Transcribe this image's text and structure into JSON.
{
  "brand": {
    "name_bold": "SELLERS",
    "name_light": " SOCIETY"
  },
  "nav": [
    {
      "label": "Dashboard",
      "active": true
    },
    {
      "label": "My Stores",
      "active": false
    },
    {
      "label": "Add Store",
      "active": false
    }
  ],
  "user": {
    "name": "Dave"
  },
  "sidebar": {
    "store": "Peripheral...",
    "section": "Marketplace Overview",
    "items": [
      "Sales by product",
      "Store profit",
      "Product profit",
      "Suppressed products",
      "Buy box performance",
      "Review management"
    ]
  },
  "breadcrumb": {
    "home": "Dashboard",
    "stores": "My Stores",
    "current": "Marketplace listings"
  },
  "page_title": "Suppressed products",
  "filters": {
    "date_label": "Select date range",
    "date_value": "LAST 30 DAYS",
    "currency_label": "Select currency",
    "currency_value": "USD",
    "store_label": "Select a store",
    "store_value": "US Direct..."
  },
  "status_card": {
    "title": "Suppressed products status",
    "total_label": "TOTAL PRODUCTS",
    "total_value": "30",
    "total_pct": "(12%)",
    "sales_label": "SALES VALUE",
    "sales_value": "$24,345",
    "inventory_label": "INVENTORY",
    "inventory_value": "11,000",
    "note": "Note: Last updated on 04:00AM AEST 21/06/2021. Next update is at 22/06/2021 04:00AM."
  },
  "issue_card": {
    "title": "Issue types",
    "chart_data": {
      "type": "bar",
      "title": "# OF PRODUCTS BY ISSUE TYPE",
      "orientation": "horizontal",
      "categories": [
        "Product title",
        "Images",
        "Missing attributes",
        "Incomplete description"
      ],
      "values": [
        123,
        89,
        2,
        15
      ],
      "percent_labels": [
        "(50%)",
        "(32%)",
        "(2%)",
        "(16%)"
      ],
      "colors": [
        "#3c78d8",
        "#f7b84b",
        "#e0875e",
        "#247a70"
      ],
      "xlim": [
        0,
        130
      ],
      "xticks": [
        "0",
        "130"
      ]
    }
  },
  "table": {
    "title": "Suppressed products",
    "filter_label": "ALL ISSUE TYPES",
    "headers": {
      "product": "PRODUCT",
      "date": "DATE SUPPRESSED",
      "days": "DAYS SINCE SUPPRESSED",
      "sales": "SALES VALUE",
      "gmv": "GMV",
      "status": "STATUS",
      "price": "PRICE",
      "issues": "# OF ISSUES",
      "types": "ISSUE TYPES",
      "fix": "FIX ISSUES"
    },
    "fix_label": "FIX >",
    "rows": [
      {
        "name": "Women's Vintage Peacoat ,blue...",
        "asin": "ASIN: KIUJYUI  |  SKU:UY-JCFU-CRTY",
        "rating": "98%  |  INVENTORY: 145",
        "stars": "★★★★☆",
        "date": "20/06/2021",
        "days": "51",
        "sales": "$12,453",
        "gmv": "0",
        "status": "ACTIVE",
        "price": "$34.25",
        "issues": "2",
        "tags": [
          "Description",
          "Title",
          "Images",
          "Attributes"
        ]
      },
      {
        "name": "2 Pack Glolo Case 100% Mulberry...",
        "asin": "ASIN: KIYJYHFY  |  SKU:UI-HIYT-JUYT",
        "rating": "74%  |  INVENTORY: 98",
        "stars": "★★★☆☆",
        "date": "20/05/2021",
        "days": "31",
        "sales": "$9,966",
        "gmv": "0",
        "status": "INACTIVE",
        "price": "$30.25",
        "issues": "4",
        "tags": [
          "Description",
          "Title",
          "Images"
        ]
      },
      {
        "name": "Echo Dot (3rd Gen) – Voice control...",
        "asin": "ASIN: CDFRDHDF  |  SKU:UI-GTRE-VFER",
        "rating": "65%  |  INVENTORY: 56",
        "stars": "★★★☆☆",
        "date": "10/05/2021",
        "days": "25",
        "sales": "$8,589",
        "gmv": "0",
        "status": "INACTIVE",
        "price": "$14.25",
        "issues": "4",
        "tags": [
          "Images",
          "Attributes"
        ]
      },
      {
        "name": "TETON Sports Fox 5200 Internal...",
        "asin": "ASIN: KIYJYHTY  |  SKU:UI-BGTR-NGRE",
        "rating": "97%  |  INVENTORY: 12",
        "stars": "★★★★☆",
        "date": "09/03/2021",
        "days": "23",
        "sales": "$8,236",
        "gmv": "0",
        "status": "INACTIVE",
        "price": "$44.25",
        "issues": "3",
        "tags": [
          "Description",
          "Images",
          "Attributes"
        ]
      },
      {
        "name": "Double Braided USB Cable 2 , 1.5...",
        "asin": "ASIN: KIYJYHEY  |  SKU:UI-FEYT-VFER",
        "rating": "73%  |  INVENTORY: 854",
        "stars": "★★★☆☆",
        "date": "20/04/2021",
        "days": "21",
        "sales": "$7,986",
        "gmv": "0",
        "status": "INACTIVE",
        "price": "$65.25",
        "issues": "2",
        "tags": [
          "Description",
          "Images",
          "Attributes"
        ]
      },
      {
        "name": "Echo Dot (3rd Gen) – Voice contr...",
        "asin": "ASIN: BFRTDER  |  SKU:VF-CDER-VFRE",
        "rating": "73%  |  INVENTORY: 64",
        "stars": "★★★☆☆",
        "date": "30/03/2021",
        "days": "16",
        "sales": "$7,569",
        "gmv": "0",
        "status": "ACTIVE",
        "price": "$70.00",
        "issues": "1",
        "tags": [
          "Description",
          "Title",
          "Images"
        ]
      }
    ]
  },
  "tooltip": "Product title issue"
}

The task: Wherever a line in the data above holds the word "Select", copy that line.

Task result:
    "date_label": "Select date range",
    "currency_label": "Select currency",
    "store_label": "Select a store",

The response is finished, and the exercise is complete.